Galerie Rüdiger Schöttle is proud to present its fourth solo exhibition of the Danish artist Anders Clausen, whose oeuvre examines the principles of consumer societies and mass production as well as the digital age and the way in which it has altered our everyday behaviors. In his current works, the artist explores several examples of evolution technology and globalization phenomena. The exhibition consists of two work groups: reproductions of the standard meter bars and bird feathers, which have been treated and manipulated to varying degrees.
The standard meter dates back to an invention in eighteenth-century France, and was the equivalent of one ten-millionth of the distance between the North Pole and the equator via Paris. Anders Clausen explores the origins of this length unit that today we take for granted. He created reproductions of the prototype meter from aluminum, brass, and plastic. The meter bars in the exhibition room have an x-shaped cross section and are modeled after the second prototype of the standard meter from 1867, a bar made of platinum-iridium. Replications of that were installed in public places in the city of Paris to give citizens free access to, and thus familiarize them with, the new measurement. The definition of this meter has since been revised several times and adjusted to scientific developments.
Similarly, in the study of birds, the first known feather dates back to the Archaeopteryx from the Late Jurassic epoch. Since its excavation in the nineteenth century, the fossil serves as the basis for ornithological evolutionary research. Insights about the properties of feathers and the origin of the biological class of birds (Aves) have constantly changed based on new research and international fossil finds. Originally, Anders Clausen used pennaceous feathers from various bird species (e.g., eagle, turkey) to render pearlescent, completely novel feather compositions complex techniques such as water print, galvanisation, aerosol paint and paper cutting. The artificial colors and forms stand in contrast to the natural function of feathers for the birds themselves.

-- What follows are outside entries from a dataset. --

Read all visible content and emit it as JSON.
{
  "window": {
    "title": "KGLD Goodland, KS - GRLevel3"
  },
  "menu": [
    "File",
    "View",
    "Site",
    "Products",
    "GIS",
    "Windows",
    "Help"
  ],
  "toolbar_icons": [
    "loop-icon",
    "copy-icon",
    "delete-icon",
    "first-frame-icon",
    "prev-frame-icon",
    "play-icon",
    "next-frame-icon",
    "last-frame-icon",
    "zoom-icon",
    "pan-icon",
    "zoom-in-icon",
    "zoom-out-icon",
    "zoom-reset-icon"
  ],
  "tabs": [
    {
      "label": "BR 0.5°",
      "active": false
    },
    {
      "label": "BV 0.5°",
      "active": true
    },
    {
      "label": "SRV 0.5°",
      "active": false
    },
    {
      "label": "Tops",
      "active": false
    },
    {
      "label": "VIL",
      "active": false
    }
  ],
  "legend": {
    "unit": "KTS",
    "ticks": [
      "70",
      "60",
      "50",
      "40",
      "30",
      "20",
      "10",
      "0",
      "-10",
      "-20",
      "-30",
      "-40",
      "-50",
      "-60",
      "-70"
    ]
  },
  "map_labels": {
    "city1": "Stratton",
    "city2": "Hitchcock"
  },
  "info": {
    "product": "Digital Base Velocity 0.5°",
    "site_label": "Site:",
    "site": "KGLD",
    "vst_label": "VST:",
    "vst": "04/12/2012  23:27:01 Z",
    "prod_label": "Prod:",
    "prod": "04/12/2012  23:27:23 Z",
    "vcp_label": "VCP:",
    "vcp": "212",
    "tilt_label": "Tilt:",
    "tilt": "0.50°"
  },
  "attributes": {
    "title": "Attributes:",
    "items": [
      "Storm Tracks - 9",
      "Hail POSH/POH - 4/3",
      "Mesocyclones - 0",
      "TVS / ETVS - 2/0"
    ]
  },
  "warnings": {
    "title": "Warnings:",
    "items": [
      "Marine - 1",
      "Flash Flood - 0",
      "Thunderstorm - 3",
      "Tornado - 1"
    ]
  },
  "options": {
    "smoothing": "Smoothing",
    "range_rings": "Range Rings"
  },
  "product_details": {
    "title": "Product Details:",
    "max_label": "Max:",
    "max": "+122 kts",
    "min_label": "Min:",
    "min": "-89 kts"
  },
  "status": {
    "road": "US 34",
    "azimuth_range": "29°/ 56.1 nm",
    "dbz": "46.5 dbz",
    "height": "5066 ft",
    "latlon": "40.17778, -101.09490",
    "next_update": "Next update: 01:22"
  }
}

Anders Clausen’s new works are subtle references to occurrences that today we take for granted. They remind us of how flexible an existing system can, and must, be. As the mathematician Kristin Shaw noted, the international standard meter maybe was for eighteenth-century Parisians what internet is for us today. We have become dependent on its functionality and existence, but, originally, it was designed by scientists to exchange data. Anders Clausen (born 1978 in Copenhagen) lives and works in Berlin. He studied at the Royal College of Art in London. His most recent works were featured at “Between Bridges” in Berlin in 2015 and in the exhibition “A Perfect Match” on the occasion of the 50th anniversary of PIN. Friends of the Pinakothek der Moderne in Munich.